The Symphony in B flat major (sometimes called No. 2 but actually Zemlinsky's third) inhabits an earlier sound world, very post-Brucknerian for the most part but with a warmth seldom encountered in that composer. It may not be the most original work in the Zemlinsky canon, but, throughout, one is struck by his mastery and obvious love of beauty, something even more pronounced in the accompanying setting of the 23rd Psalm, which ascends the heights in a way strongly reminiscent of the Mahler Eighth.

This is, in short, gorgeous stuff, made all the more so by Chailly's almost excessively rich performance. (I have not heard the competing Seipenbusch recording, available from Records International.) I am afraid, however, that the choral diction turns the text of the Psalm into something of a verbal mishmash.

No less gorgeous is the First String Quartet (dating from 1896, a year before the symphony), an unashamedly romantic work with an occasionally Slavonic tinge (e.g., the ardently Dvorakian finale). But even here one senses a strongly individual impulse attempting to break free, and by the time of the Second Quartet, produced 18 years later, Zemlinsky had found it.

The result is a more obviously experimental work of near-atonal beauty and tension, clearly a precursor of Berg's "Lyric Suite" (which derives both its title and one of its themes from the "Lyric Symphony") yet itself indebted to Schoenberg, from whose "Transfigured Night" it similarly quotes. Like both, it is alternately impassioned and dreamlike.
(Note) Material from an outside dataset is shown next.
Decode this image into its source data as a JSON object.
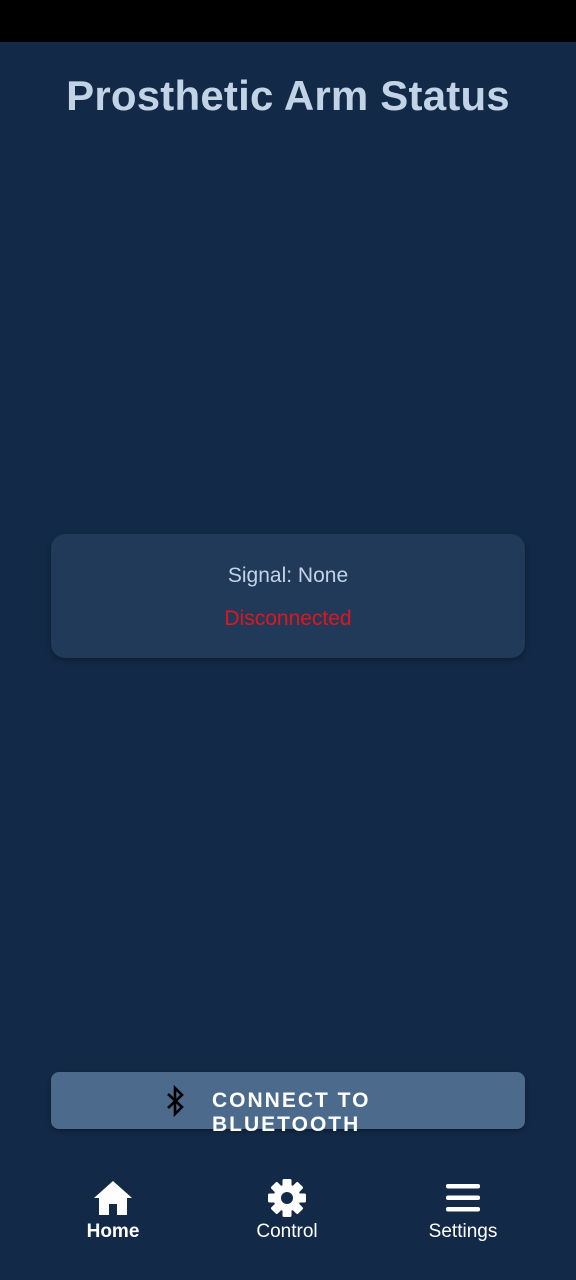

And if in the last two quartets the dream has become something of a nightmare, that is what one might have expected in the wake of World War I.

Witness the postwar disillusionment that flares up amid the lyricism of the Third Quartet, otherwise sparer and more economical. Likewise the darkly ruminative ache of No. 4, written in 1936 as a tribute to Berg, who had died the preceding December.

Amazingly the latter lay unperformed until 1967, something the insightful LaSalle reading does a lot to atone for. Still, it is the Second Quartet that comes across as the real masterpiece here, and given its renewed availability I cannot imagine why it does not figure more prominently on contemporary quartet programs.

Perhaps too many share the judgment of Alma Mahler, who felt that "notwithstanding many charming little ideas and a tremendous talent, Zemlinsky is not as great a composer as Schoenberg." Maybe not, but he does show us where Schoenberg might have gone had he not abandoned the idiom of "Gurre-Lieder" and "Pelleas" for the 12-tone row. And on this evidence I am impressed all the more by the enormity of the talent, and the neglect.

Like the Zemlinsky Fourth, the appended Hans Erich Apostel quartet is also a tribute to Berg, after whose death the composer left the work in its then-incomplete four-movement form. As such it makes an apt coupling for the Zemlinsky, in a performance of comparable probity. But oddly the notes in the enclosed DG booklet break off in mid-sentence, almost like the work itself.